Where a record contains an image, leave the image out and print the rest exactly.

· · · · ·

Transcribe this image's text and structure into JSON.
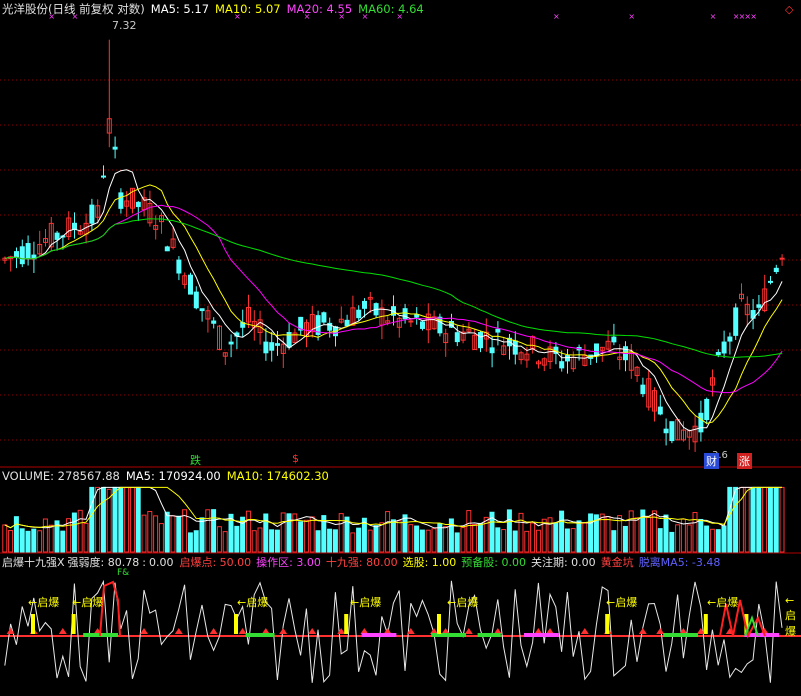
{
  "main_header": {
    "title": "光洋股份(日线 前复权 对数)",
    "ma5": "MA5: 5.17",
    "ma10": "MA10: 5.07",
    "ma20": "MA20: 4.55",
    "ma60": "MA60: 4.64"
  },
  "volume_header": {
    "label": "VOLUME: 278567.88",
    "ma5": "MA5: 170924.00",
    "ma10": "MA10: 174602.30"
  },
  "indicator_header": {
    "name": "启爆十九强X",
    "strength": "强弱度: 80.78",
    "sep": ":",
    "zero": "0.00",
    "qibaodian": "启爆点: 50.00",
    "caozuoqu": "操作区: 3.00",
    "shijiuqiang": "十九强: 80.00",
    "xuangu": "选股: 1.00",
    "yubeigu": "预备股: 0.00",
    "guanzhuqi": "关注期: 0.00",
    "huangjinkeng": "黄金坑",
    "weiduan": "脱离MA5: -3.48"
  },
  "annotations": {
    "high_label": "7.32",
    "low_label": "3.6",
    "die": "跌",
    "dollar": "$",
    "cai": "财",
    "zhang": "涨",
    "qibao": "启爆",
    "qibao_arrow": "←启爆",
    "indicator_top": "F&"
  },
  "colors": {
    "up": "#ff3232",
    "down": "#54ffff",
    "ma5": "#ffffff",
    "ma10": "#ffff00",
    "ma20": "#ff00ff",
    "ma60": "#00e000",
    "grid": "#8b0000",
    "background": "#000000"
  },
  "chart_data": {
    "type": "candlestick",
    "title": "光洋股份(日线 前复权 对数)",
    "scale": "log",
    "ylim": [
      3.5,
      7.5
    ],
    "high": 7.32,
    "low": 3.6,
    "series": [
      {
        "name": "MA5",
        "last": 5.17
      },
      {
        "name": "MA10",
        "last": 5.07
      },
      {
        "name": "MA20",
        "last": 4.55
      },
      {
        "name": "MA60",
        "last": 4.64
      }
    ],
    "volume": {
      "last": 278567.88,
      "ma5": 170924.0,
      "ma10": 174602.3
    },
    "indicator": {
      "strength": 80.78,
      "qibaodian": 50.0,
      "caozuoqu": 3.0,
      "shijiuqiang": 80.0,
      "xuangu": 1.0,
      "yubeigu": 0.0,
      "guanzhuqi": 0.0,
      "ma5_distance": -3.48
    }
  }
}
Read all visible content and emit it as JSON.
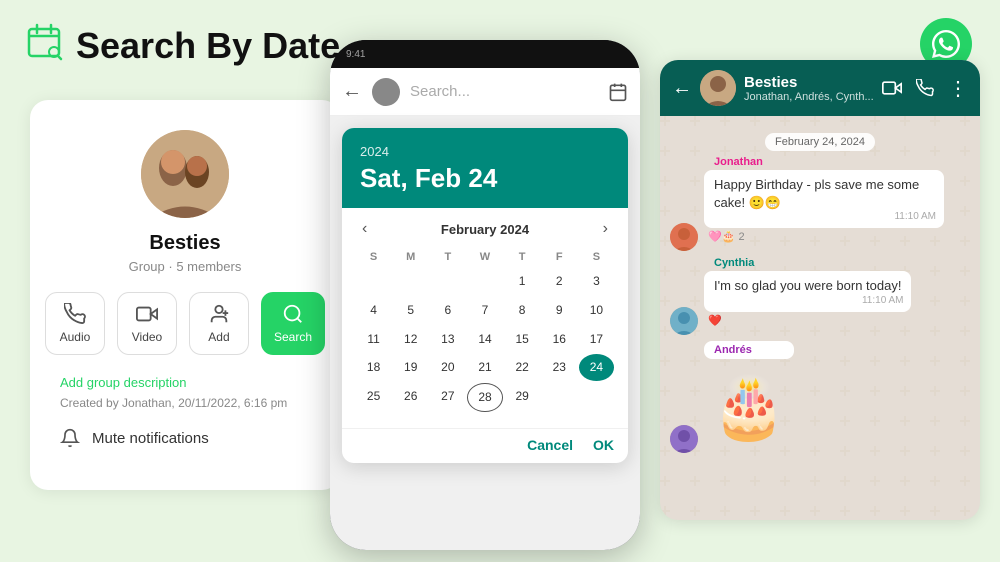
{
  "header": {
    "title": "Search By Date",
    "icon": "calendar-search-icon"
  },
  "left_panel": {
    "group_name": "Besties",
    "group_subtitle": "Group · 5 members",
    "actions": [
      {
        "label": "Audio",
        "icon": "phone-icon"
      },
      {
        "label": "Video",
        "icon": "video-icon"
      },
      {
        "label": "Add",
        "icon": "add-person-icon"
      },
      {
        "label": "Search",
        "icon": "search-icon",
        "active": true
      }
    ],
    "add_description": "Add group description",
    "created_text": "Created by Jonathan, 20/11/2022, 6:16 pm",
    "mute_label": "Mute notifications"
  },
  "middle_panel": {
    "search_placeholder": "Search...",
    "calendar": {
      "year": "2024",
      "date_display": "Sat, Feb 24",
      "month_label": "February 2024",
      "day_headers": [
        "S",
        "M",
        "T",
        "W",
        "T",
        "F",
        "S"
      ],
      "days": [
        {
          "day": "",
          "empty": true
        },
        {
          "day": "",
          "empty": true
        },
        {
          "day": "",
          "empty": true
        },
        {
          "day": "",
          "empty": true
        },
        {
          "day": "1"
        },
        {
          "day": "2"
        },
        {
          "day": "3"
        },
        {
          "day": "4"
        },
        {
          "day": "5"
        },
        {
          "day": "6"
        },
        {
          "day": "7"
        },
        {
          "day": "8"
        },
        {
          "day": "9"
        },
        {
          "day": "10"
        },
        {
          "day": "11"
        },
        {
          "day": "12"
        },
        {
          "day": "13"
        },
        {
          "day": "14"
        },
        {
          "day": "15"
        },
        {
          "day": "16"
        },
        {
          "day": "17"
        },
        {
          "day": "18"
        },
        {
          "day": "19"
        },
        {
          "day": "20"
        },
        {
          "day": "21"
        },
        {
          "day": "22"
        },
        {
          "day": "23"
        },
        {
          "day": "24",
          "selected": true
        },
        {
          "day": "25"
        },
        {
          "day": "26"
        },
        {
          "day": "27"
        },
        {
          "day": "28",
          "today": true
        },
        {
          "day": "29"
        }
      ],
      "cancel_label": "Cancel",
      "ok_label": "OK"
    }
  },
  "right_panel": {
    "chat_name": "Besties",
    "chat_members": "Jonathan, Andrés, Cynth...",
    "date_badge": "February 24, 2024",
    "messages": [
      {
        "sender": "Jonathan",
        "sender_color": "jonathan",
        "text": "Happy Birthday - pls save me some cake! 🙂😁",
        "time": "11:10 AM",
        "reactions": "🩷🎂 2"
      },
      {
        "sender": "Cynthia",
        "sender_color": "cynthia",
        "text": "I'm so glad you were born today!",
        "time": "11:10 AM",
        "reactions": "❤️"
      },
      {
        "sender": "Andrés",
        "sender_color": "andres",
        "sticker": "🎂🕯️"
      }
    ]
  }
}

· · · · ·

### Answer below:
Transcribe this image's text and structure into JSON.
{
  "main_header": {
    "title": "光洋股份(日线 前复权 对数)",
    "ma5": "MA5: 5.17",
    "ma10": "MA10: 5.07",
    "ma20": "MA20: 4.55",
    "ma60": "MA60: 4.64"
  },
  "volume_header": {
    "label": "VOLUME: 278567.88",
    "ma5": "MA5: 170924.00",
    "ma10": "MA10: 174602.30"
  },
  "indicator_header": {
    "name": "启爆十九强X",
    "strength": "强弱度: 80.78",
    "sep": ":",
    "zero": "0.00",
    "qibaodian": "启爆点: 50.00",
    "caozuoqu": "操作区: 3.00",
    "shijiuqiang": "十九强: 80.00",
    "xuangu": "选股: 1.00",
    "yubeigu": "预备股: 0.00",
    "guanzhuqi": "关注期: 0.00",
    "huangjinkeng": "黄金坑",
    "weiduan": "脱离MA5: -3.48"
  },
  "annotations": {
    "high_label": "7.32",
    "low_label": "3.6",
    "die": "跌",
    "dollar": "$",
    "cai": "财",
    "zhang": "涨",
    "qibao": "启爆",
    "qibao_arrow": "←启爆",
    "indicator_top": "F&"
  },
  "colors": {
    "up": "#ff3232",
    "down": "#54ffff",
    "ma5": "#ffffff",
    "ma10": "#ffff00",
    "ma20": "#ff00ff",
    "ma60": "#00e000",
    "grid": "#8b0000",
    "background": "#000000"
  },
  "chart_data": {
    "type": "candlestick",
    "title": "光洋股份(日线 前复权 对数)",
    "scale": "log",
    "ylim": [
      3.5,
      7.5
    ],
    "high": 7.32,
    "low": 3.6,
    "series": [
      {
        "name": "MA5",
        "last": 5.17
      },
      {
        "name": "MA10",
        "last": 5.07
      },
      {
        "name": "MA20",
        "last": 4.55
      },
      {
        "name": "MA60",
        "last": 4.64
      }
    ],
    "volume": {
      "last": 278567.88,
      "ma5": 170924.0,
      "ma10": 174602.3
    },
    "indicator": {
      "strength": 80.78,
      "qibaodian": 50.0,
      "caozuoqu": 3.0,
      "shijiuqiang": 80.0,
      "xuangu": 1.0,
      "yubeigu": 0.0,
      "guanzhuqi": 0.0,
      "ma5_distance": -3.48
    }
  }
}
Read all visible content and emit it as JSON.
{
  "header": {
    "title": "Search By Date",
    "icon": "calendar-search-icon"
  },
  "left_panel": {
    "group_name": "Besties",
    "group_subtitle": "Group · 5 members",
    "actions": [
      {
        "label": "Audio",
        "icon": "phone-icon"
      },
      {
        "label": "Video",
        "icon": "video-icon"
      },
      {
        "label": "Add",
        "icon": "add-person-icon"
      },
      {
        "label": "Search",
        "icon": "search-icon",
        "active": true
      }
    ],
    "add_description": "Add group description",
    "created_text": "Created by Jonathan, 20/11/2022, 6:16 pm",
    "mute_label": "Mute notifications"
  },
  "middle_panel": {
    "search_placeholder": "Search...",
    "calendar": {
      "year": "2024",
      "date_display": "Sat, Feb 24",
      "month_label": "February 2024",
      "day_headers": [
        "S",
        "M",
        "T",
        "W",
        "T",
        "F",
        "S"
      ],
      "days": [
        {
          "day": "",
          "empty": true
        },
        {
          "day": "",
          "empty": true
        },
        {
          "day": "",
          "empty": true
        },
        {
          "day": "",
          "empty": true
        },
        {
          "day": "1"
        },
        {
          "day": "2"
        },
        {
          "day": "3"
        },
        {
          "day": "4"
        },
        {
          "day": "5"
        },
        {
          "day": "6"
        },
        {
          "day": "7"
        },
        {
          "day": "8"
        },
        {
          "day": "9"
        },
        {
          "day": "10"
        },
        {
          "day": "11"
        },
        {
          "day": "12"
        },
        {
          "day": "13"
        },
        {
          "day": "14"
        },
        {
          "day": "15"
        },
        {
          "day": "16"
        },
        {
          "day": "17"
        },
        {
          "day": "18"
        },
        {
          "day": "19"
        },
        {
          "day": "20"
        },
        {
          "day": "21"
        },
        {
          "day": "22"
        },
        {
          "day": "23"
        },
        {
          "day": "24",
          "selected": true
        },
        {
          "day": "25"
        },
        {
          "day": "26"
        },
        {
          "day": "27"
        },
        {
          "day": "28",
          "today": true
        },
        {
          "day": "29"
        }
      ],
      "cancel_label": "Cancel",
      "ok_label": "OK"
    }
  },
  "right_panel": {
    "chat_name": "Besties",
    "chat_members": "Jonathan, Andrés, Cynth...",
    "date_badge": "February 24, 2024",
    "messages": [
      {
        "sender": "Jonathan",
        "sender_color": "jonathan",
        "text": "Happy Birthday - pls save me some cake! 🙂😁",
        "time": "11:10 AM",
        "reactions": "🩷🎂 2"
      },
      {
        "sender": "Cynthia",
        "sender_color": "cynthia",
        "text": "I'm so glad you were born today!",
        "time": "11:10 AM",
        "reactions": "❤️"
      },
      {
        "sender": "Andrés",
        "sender_color": "andres",
        "sticker": "🎂🕯️"
      }
    ]
  }
}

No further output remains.